PARIS — A breakthrough mix of stem cell and gene therapy halted a lethal brain-wasting illness in two young boys, and could prove effective against other genetic disorders, researchers reported Thursday.
The boys, both seven when treatment began in France, are beset with X-linked adrenoleukodystrophy, or ALD, a hereditary brain disease that slowly strips away layers of fatty acids protecting nerve fibres in the brain.
Without treatment, ALD -- which only strikes males -- results in a downward spiral of physical and mental disability, and finally death. Few patients reach adolescence.
The disease's terrible toll was depicted in the 1992 film "Lorenzo's Oil", the true story of an American couple's tireless struggle to find a cure for their son.
"This is the first time that a very severe brain disease has been treated with efficacy by gene therapy," said lead researcher Patrick Aubourg, a professor of paediatrics at University Paris-Descartes.
Up to now, ALD patients were given bone marrow transplants, a technique hampered by the scarcity of donors and the risk of serious complications.
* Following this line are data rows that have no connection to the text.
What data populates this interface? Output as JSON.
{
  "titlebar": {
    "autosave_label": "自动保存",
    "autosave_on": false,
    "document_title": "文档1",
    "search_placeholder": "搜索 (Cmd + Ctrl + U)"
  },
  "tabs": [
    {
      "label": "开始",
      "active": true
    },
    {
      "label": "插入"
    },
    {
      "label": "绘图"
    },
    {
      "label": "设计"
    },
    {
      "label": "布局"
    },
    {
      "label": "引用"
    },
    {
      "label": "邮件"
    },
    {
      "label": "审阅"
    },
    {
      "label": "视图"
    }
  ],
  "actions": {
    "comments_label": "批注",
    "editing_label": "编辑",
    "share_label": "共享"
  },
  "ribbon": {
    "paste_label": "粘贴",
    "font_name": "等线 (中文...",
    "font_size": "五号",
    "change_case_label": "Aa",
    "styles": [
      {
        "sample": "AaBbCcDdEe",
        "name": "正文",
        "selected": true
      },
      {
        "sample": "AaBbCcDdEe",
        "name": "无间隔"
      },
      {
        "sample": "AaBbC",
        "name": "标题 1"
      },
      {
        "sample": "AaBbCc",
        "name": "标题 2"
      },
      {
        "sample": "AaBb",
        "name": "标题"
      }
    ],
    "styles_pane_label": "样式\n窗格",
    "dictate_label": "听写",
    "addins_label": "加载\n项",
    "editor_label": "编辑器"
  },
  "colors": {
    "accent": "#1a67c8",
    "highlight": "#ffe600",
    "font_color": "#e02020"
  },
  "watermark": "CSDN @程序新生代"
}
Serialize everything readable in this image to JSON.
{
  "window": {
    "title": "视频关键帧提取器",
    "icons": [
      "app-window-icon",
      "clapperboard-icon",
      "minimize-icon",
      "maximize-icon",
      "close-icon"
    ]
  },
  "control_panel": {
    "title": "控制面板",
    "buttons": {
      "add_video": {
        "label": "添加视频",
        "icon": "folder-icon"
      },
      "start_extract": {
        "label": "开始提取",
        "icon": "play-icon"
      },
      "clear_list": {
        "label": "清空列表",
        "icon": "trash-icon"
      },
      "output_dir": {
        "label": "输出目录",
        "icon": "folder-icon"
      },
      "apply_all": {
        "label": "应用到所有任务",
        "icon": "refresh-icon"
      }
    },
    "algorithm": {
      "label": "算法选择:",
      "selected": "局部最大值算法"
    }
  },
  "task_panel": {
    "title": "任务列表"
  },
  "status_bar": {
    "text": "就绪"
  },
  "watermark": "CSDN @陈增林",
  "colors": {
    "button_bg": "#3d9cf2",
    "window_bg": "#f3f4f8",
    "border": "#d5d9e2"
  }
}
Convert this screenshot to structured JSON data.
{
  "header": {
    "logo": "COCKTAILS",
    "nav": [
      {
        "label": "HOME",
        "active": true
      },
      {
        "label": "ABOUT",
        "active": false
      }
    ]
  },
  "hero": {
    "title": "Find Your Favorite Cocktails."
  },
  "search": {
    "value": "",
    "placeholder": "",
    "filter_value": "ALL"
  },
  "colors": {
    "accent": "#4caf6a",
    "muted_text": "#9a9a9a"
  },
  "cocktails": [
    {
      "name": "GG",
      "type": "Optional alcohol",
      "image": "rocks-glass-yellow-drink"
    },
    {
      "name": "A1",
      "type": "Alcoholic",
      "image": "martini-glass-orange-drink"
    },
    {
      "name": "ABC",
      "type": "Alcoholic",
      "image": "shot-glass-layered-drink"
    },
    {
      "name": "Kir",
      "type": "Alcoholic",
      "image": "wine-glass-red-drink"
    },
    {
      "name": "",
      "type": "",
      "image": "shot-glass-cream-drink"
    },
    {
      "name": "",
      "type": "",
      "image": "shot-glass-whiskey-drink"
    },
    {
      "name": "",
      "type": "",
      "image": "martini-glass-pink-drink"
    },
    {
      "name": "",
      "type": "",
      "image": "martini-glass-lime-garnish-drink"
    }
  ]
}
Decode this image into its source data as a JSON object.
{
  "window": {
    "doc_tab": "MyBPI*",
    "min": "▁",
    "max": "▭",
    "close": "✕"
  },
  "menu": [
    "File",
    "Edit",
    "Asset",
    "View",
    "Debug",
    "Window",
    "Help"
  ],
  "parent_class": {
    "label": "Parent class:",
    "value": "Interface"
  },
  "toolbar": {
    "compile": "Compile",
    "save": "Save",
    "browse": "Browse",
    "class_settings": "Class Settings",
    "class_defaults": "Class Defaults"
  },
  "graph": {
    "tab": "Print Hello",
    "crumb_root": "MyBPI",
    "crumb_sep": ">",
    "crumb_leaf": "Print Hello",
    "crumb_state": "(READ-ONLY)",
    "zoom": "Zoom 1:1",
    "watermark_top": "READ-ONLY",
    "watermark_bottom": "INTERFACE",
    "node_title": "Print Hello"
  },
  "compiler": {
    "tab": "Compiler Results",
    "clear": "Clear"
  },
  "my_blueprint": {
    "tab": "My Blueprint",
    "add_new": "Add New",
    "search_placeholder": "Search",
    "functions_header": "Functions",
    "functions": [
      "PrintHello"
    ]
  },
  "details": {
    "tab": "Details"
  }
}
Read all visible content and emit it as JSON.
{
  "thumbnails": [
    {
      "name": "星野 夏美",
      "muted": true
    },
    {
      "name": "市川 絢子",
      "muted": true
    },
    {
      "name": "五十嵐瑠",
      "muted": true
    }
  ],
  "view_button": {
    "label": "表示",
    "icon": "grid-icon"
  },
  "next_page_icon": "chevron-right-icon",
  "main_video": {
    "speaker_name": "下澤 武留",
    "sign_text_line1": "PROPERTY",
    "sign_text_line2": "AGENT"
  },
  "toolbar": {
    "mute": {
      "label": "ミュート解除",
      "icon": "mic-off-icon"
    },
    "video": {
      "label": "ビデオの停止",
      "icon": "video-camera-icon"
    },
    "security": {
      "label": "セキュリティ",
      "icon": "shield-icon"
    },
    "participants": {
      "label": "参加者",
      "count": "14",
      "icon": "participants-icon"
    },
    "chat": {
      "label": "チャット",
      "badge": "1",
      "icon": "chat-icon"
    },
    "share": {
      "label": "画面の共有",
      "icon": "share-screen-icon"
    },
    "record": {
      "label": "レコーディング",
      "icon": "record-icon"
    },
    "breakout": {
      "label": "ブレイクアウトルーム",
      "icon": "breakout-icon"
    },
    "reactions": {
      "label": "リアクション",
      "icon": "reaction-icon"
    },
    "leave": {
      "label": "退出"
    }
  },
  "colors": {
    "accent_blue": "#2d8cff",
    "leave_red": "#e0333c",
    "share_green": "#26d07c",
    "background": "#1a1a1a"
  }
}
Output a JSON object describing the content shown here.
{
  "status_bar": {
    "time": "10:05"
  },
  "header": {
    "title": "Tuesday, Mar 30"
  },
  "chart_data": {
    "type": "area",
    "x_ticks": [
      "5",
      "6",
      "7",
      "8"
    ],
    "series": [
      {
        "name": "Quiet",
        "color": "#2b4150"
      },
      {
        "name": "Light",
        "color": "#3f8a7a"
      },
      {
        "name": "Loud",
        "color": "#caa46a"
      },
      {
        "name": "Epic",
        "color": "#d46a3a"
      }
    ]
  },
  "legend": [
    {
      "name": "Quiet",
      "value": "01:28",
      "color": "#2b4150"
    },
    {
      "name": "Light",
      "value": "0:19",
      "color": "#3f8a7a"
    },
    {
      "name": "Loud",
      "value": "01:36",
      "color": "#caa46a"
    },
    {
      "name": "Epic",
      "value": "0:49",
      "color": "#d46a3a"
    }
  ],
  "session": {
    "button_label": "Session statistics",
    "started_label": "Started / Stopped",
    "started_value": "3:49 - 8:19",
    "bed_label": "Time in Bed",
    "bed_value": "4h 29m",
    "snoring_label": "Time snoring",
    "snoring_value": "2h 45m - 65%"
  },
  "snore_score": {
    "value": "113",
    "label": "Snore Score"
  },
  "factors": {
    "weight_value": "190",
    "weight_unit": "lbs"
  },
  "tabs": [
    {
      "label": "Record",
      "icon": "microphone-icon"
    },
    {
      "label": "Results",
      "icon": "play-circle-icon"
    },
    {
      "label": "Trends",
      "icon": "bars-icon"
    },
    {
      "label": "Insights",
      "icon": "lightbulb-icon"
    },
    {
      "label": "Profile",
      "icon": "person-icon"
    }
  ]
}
In the new treatment, bone marrow stem cells were harvested from the patients -- the boys, in effect, became their own donors.